Isabelle Huppert delivers another pitch-perfect perf in "The Promised Life" as a flighty, emotionally wounded woman whose life has consisted mostly of wrong turns.
Isabelle Huppert delivers another pitch-perfect perf in “The Promised Life” as a flighty, emotionally wounded woman whose life has consisted mostly of wrong turns. However, Huppert’s mastery aside, this is a European Art Film writ large, complete with classical music, gorgeously filmed landscapes, expository voiceovers, poetic transitions and only a ghost’s footprint of a story. Fest fare supreme and a must for Huppert completists, this tony tone poem seems destined to fall between the commercial cracks.
Sylvia (Huppert) is a prostitute in Nice, with a self-protective talent for blocking out huge chunks of her past. When her 14-year-old daughter, Laurence (Maud Forget), skips out on foster care to see her biological mom, Sylvia is rudely dismissive.

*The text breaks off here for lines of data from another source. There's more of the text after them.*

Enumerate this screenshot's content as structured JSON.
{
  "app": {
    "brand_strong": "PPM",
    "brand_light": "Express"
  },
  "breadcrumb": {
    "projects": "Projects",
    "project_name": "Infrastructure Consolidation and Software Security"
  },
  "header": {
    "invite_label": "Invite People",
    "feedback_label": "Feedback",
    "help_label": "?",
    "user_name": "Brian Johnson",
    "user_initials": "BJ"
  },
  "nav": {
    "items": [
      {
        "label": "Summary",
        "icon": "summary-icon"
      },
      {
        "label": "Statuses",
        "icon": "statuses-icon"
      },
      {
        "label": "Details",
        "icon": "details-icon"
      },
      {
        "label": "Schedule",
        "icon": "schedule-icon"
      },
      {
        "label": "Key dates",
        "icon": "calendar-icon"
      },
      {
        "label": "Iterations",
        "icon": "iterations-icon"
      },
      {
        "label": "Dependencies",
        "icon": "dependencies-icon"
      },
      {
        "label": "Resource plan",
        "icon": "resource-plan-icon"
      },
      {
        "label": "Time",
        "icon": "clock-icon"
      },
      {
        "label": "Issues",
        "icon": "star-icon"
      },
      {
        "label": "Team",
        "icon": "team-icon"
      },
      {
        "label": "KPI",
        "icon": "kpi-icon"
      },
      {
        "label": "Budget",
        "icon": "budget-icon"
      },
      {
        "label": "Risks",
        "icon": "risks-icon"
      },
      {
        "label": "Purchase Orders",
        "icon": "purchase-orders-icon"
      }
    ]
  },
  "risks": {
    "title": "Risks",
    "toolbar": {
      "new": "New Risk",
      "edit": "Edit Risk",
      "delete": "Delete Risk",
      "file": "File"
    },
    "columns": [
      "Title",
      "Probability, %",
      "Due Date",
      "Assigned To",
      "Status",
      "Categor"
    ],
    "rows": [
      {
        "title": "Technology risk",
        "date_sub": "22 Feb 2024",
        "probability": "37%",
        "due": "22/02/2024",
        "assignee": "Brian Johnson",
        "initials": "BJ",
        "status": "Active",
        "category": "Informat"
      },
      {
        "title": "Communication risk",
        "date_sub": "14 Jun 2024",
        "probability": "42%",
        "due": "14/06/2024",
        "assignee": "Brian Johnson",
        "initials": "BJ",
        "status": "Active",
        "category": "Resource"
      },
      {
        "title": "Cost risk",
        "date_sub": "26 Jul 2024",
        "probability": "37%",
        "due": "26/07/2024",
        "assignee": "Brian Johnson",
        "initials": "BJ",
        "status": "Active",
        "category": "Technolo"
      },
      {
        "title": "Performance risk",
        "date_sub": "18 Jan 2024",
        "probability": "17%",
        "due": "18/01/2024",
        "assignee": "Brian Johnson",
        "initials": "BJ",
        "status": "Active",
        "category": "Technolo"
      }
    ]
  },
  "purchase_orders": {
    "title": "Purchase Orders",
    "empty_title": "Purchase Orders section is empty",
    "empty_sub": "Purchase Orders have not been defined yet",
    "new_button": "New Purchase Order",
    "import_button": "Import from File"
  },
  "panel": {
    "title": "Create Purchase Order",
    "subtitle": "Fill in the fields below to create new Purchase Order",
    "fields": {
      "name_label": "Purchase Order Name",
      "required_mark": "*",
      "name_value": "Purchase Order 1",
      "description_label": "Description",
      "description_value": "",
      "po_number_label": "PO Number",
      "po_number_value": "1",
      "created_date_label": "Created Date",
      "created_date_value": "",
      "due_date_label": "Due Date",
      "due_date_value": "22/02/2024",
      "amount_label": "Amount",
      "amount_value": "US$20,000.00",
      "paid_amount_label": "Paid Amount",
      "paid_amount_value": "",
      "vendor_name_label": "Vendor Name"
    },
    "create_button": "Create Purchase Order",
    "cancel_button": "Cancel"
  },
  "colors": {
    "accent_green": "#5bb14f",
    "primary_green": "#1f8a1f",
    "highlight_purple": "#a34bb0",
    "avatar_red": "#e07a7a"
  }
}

In an episode of bad timing, Laurence ends up stabbing a pimp in Sylvia’s apartment. Estranged mother and daughter beat a hasty retreat heading north via train, bus and the kindness of strangers, saying little and contemplating nature. Through an entirely plausible chain of events, Laurence and Sylvia separately meet motorist Joshua (Pascal Greggory), who seems to have a shady history of his own.
Sylvia’s wisp of a plan is to visit the husband and 8-year-old son she skipped out on after the boy’s birth landed her in a psychiatric hospital. Her journey, parsed with flashes of memories (shot on Super-8) and terse exchanges of information with Laurence and Joshua, leads to a few revelations that are momentous for the main character but less so for the viewer.
Widescreen lensing is thoughtful, score majestic.